TASK OBJECTIVE: Filter the data for lines with the word "流程表单", then copy every line so identified.
══ DATA FOR ANALYSIS ══
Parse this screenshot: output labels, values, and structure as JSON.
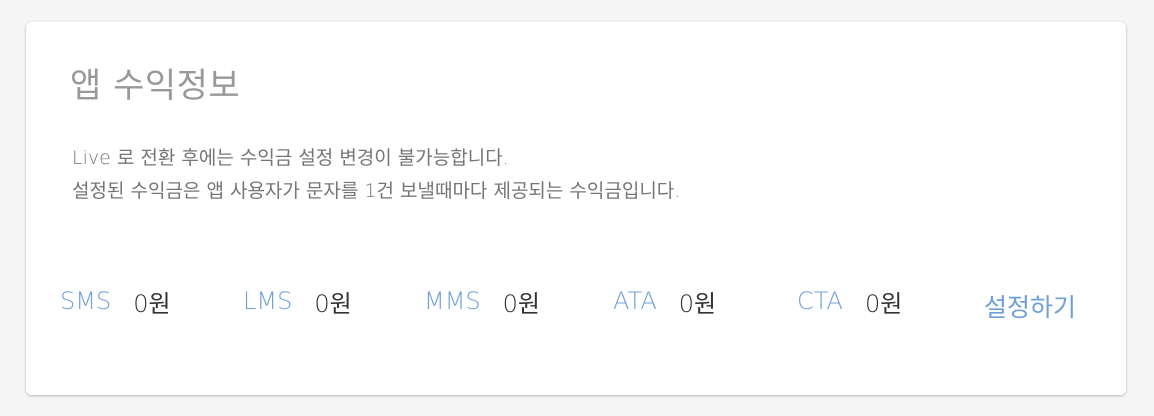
{
  "card": {
    "title": "앱 수익정보",
    "description_lines": [
      "Live 로 전환 후에는 수익금 설정 변경이 불가능합니다.",
      "설정된 수익금은 앱 사용자가 문자를 1건 보낼때마다 제공되는 수익금입니다."
    ],
    "rates": [
      {
        "label": "SMS",
        "value": "0원"
      },
      {
        "label": "LMS",
        "value": "0원"
      },
      {
        "label": "MMS",
        "value": "0원"
      },
      {
        "label": "ATA",
        "value": "0원"
      },
      {
        "label": "CTA",
        "value": "0원"
      }
    ],
    "settings_label": "설정하기"
  },
  "colors": {
    "background": "#f5f5f5",
    "card": "#ffffff",
    "title": "#999999",
    "description": "#757575",
    "accent": "#6f9fd8",
    "value": "#333333"
  }
}
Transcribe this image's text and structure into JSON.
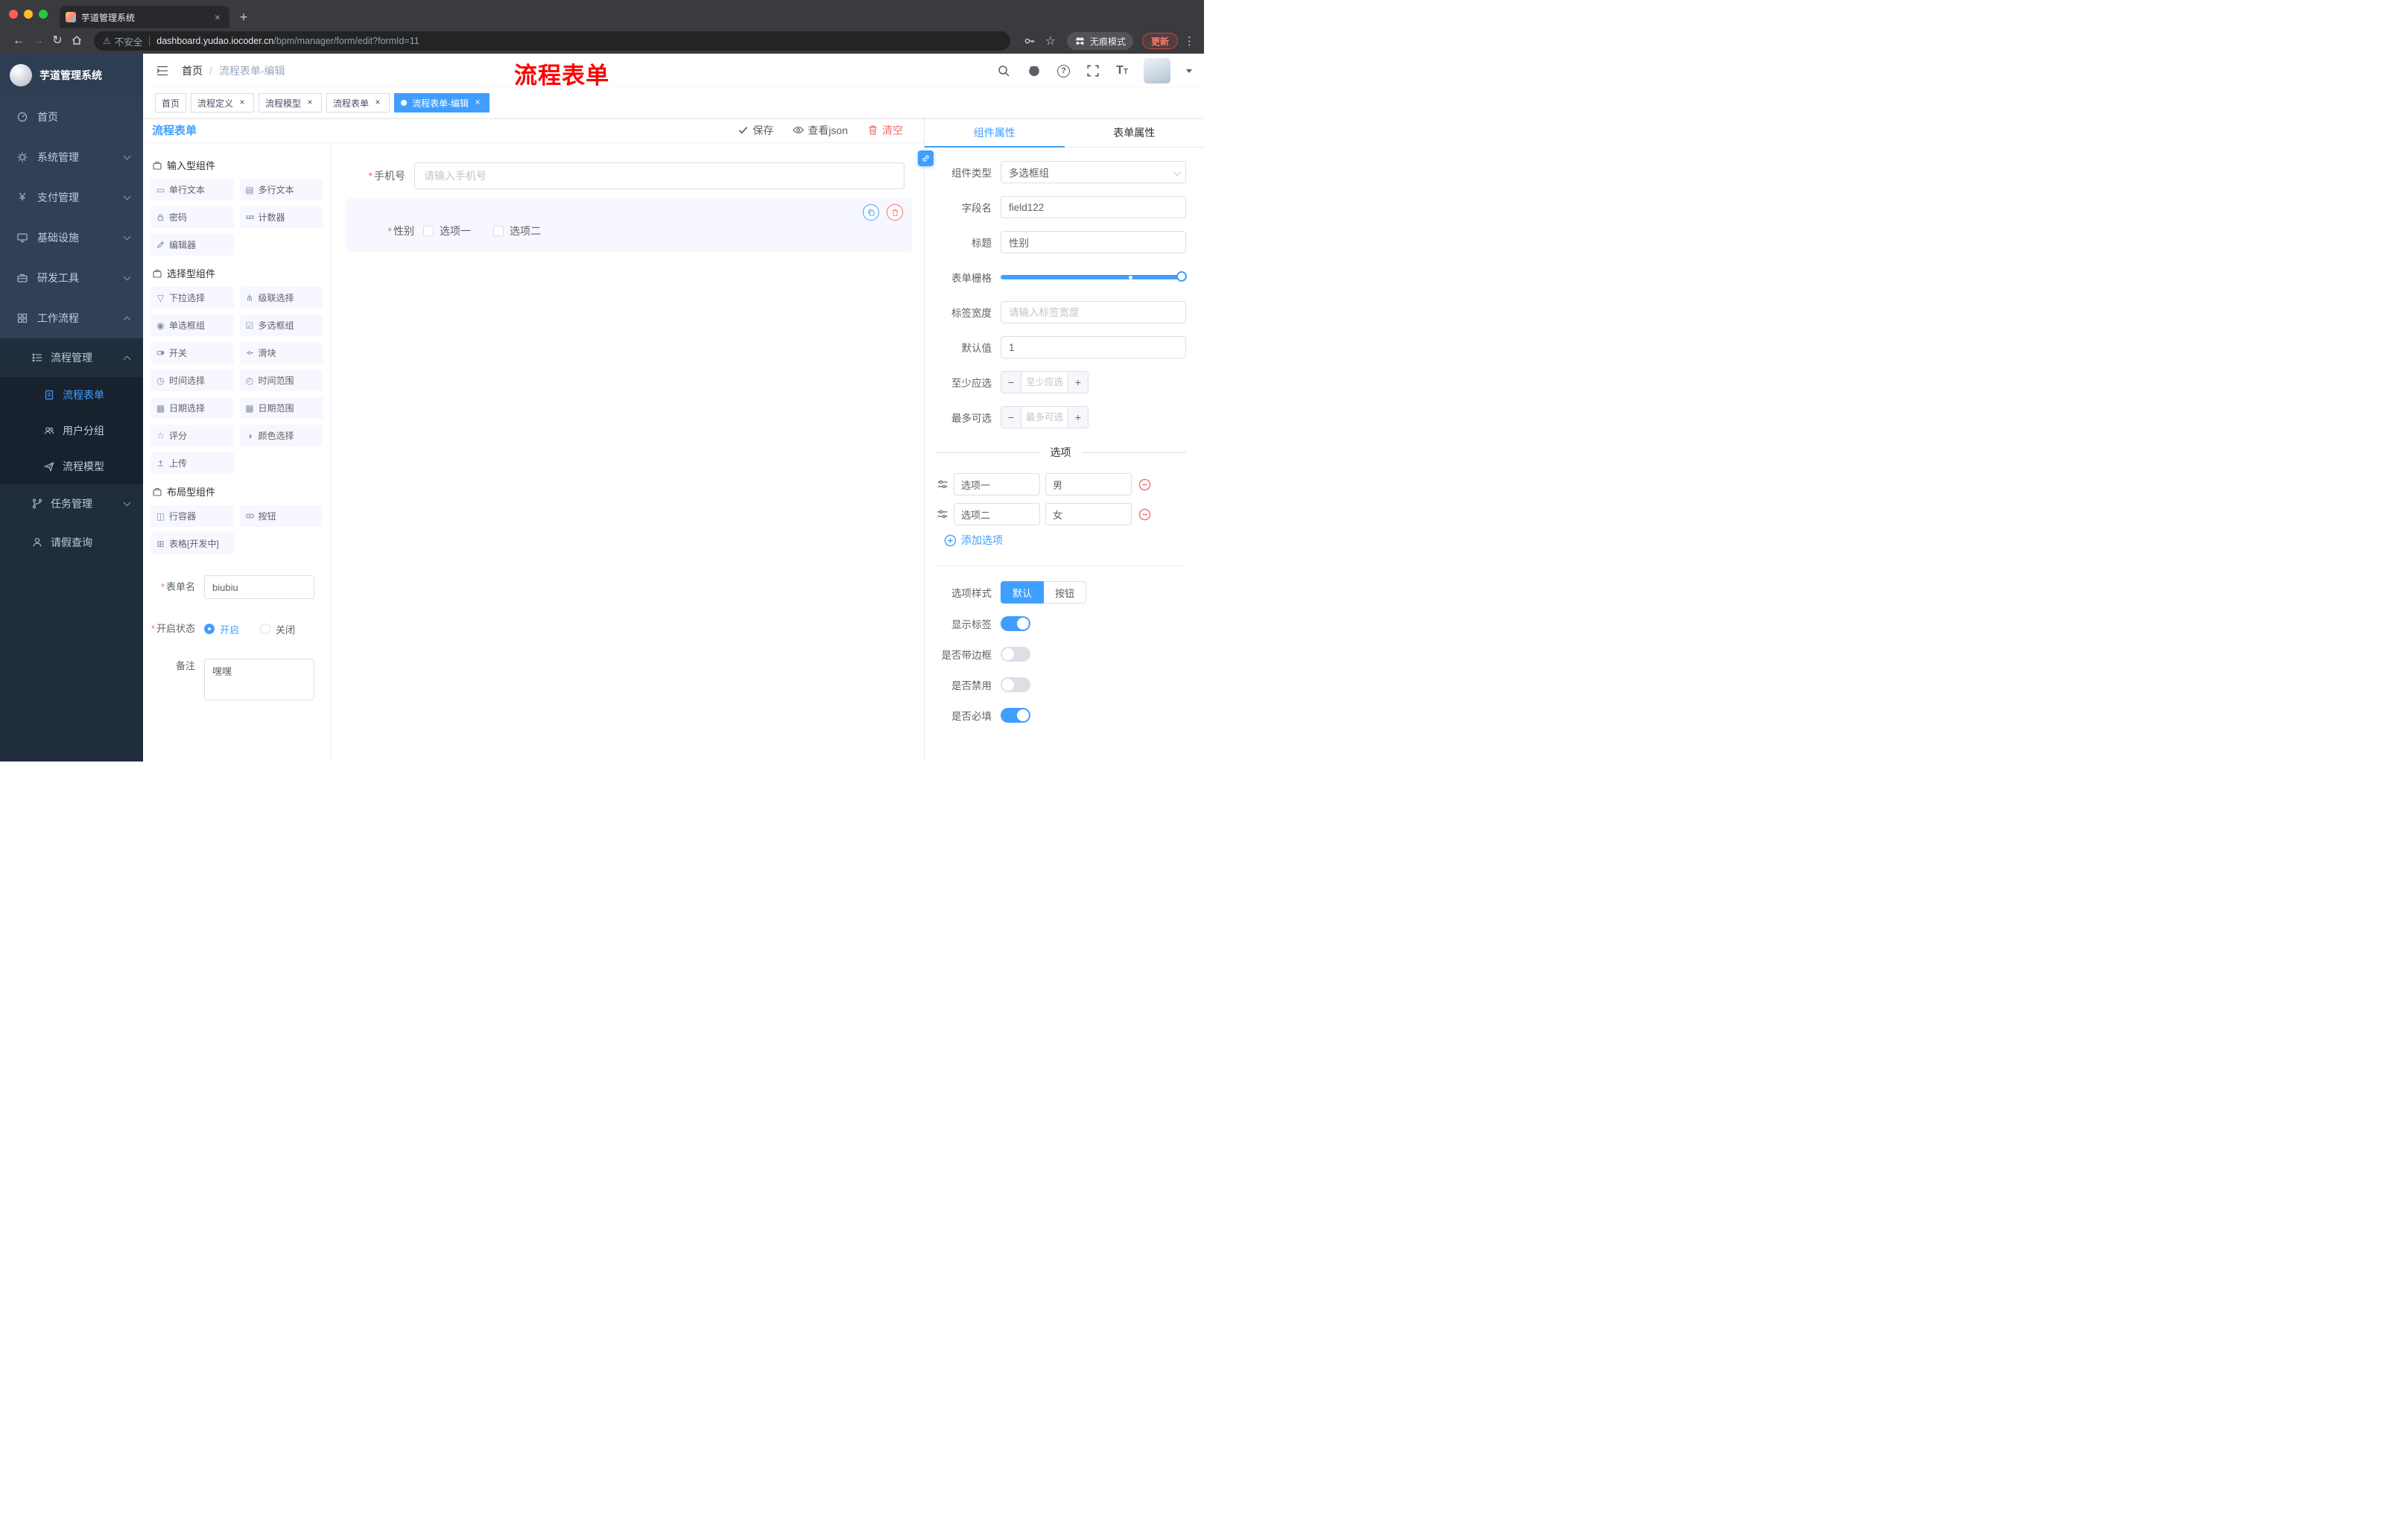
{
  "browser": {
    "tab_title": "芋道管理系统",
    "security_label": "不安全",
    "url_host": "dashboard.yudao.iocoder.cn",
    "url_path": "/bpm/manager/form/edit?formId=11",
    "incognito_label": "无痕模式",
    "update_label": "更新"
  },
  "sidebar": {
    "app_title": "芋道管理系统",
    "items": [
      {
        "label": "首页"
      },
      {
        "label": "系统管理"
      },
      {
        "label": "支付管理"
      },
      {
        "label": "基础设施"
      },
      {
        "label": "研发工具"
      },
      {
        "label": "工作流程"
      }
    ],
    "workflow": {
      "process_mgmt": {
        "label": "流程管理"
      },
      "process_children": [
        {
          "label": "流程表单"
        },
        {
          "label": "用户分组"
        },
        {
          "label": "流程模型"
        }
      ],
      "task_mgmt": {
        "label": "任务管理"
      },
      "leave_query": {
        "label": "请假查询"
      }
    }
  },
  "header": {
    "breadcrumb": {
      "home": "首页",
      "current": "流程表单-编辑"
    },
    "annotation": "流程表单"
  },
  "tags": [
    {
      "label": "首页"
    },
    {
      "label": "流程定义"
    },
    {
      "label": "流程模型"
    },
    {
      "label": "流程表单"
    },
    {
      "label": "流程表单-编辑"
    }
  ],
  "designer": {
    "title": "流程表单",
    "toolbar": {
      "save": "保存",
      "view_json": "查看json",
      "clear": "清空"
    },
    "palette": {
      "groups": [
        {
          "title": "输入型组件",
          "items": [
            {
              "label": "单行文本"
            },
            {
              "label": "多行文本"
            },
            {
              "label": "密码"
            },
            {
              "label": "计数器"
            },
            {
              "label": "编辑器"
            }
          ]
        },
        {
          "title": "选择型组件",
          "items": [
            {
              "label": "下拉选择"
            },
            {
              "label": "级联选择"
            },
            {
              "label": "单选框组"
            },
            {
              "label": "多选框组"
            },
            {
              "label": "开关"
            },
            {
              "label": "滑块"
            },
            {
              "label": "时间选择"
            },
            {
              "label": "时间范围"
            },
            {
              "label": "日期选择"
            },
            {
              "label": "日期范围"
            },
            {
              "label": "评分"
            },
            {
              "label": "颜色选择"
            },
            {
              "label": "上传"
            }
          ]
        },
        {
          "title": "布局型组件",
          "items": [
            {
              "label": "行容器"
            },
            {
              "label": "按钮"
            },
            {
              "label": "表格[开发中]"
            }
          ]
        }
      ]
    },
    "meta": {
      "form_name": {
        "label": "表单名",
        "value": "biubiu"
      },
      "status": {
        "label": "开启状态",
        "options": [
          "开启",
          "关闭"
        ],
        "selected": "开启"
      },
      "remark": {
        "label": "备注",
        "value": "嘿嘿"
      }
    },
    "canvas": {
      "phone": {
        "label": "手机号",
        "placeholder": "请输入手机号"
      },
      "gender": {
        "label": "性别",
        "options": [
          "选项一",
          "选项二"
        ]
      }
    }
  },
  "inspector": {
    "tabs": {
      "component": "组件属性",
      "form": "表单属性"
    },
    "fields": {
      "component_type": {
        "label": "组件类型",
        "value": "多选框组"
      },
      "field_name": {
        "label": "字段名",
        "value": "field122"
      },
      "title": {
        "label": "标题",
        "value": "性别"
      },
      "grid": {
        "label": "表单栅格"
      },
      "label_width": {
        "label": "标签宽度",
        "placeholder": "请输入标签宽度"
      },
      "default_value": {
        "label": "默认值",
        "value": "1"
      },
      "min_select": {
        "label": "至少应选",
        "placeholder": "至少应选"
      },
      "max_select": {
        "label": "最多可选",
        "placeholder": "最多可选"
      }
    },
    "options_divider": "选项",
    "options": [
      {
        "label": "选项一",
        "value": "男"
      },
      {
        "label": "选项二",
        "value": "女"
      }
    ],
    "add_option": "添加选项",
    "option_style": {
      "label": "选项样式",
      "choices": [
        "默认",
        "按钮"
      ],
      "selected": "默认"
    },
    "switches": [
      {
        "label": "显示标签",
        "on": true
      },
      {
        "label": "是否带边框",
        "on": false
      },
      {
        "label": "是否禁用",
        "on": false
      },
      {
        "label": "是否必填",
        "on": true
      }
    ]
  },
  "colors": {
    "accent": "#409eff",
    "danger": "#f56c6c",
    "annotation": "#fe0000"
  }
}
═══
OUTPUT BELOW:
          "label": "流程表单"
      "current": "流程表单-编辑"
    "annotation": "流程表单"
      "label": "流程表单"
      "label": "流程表单-编辑"
    "title": "流程表单",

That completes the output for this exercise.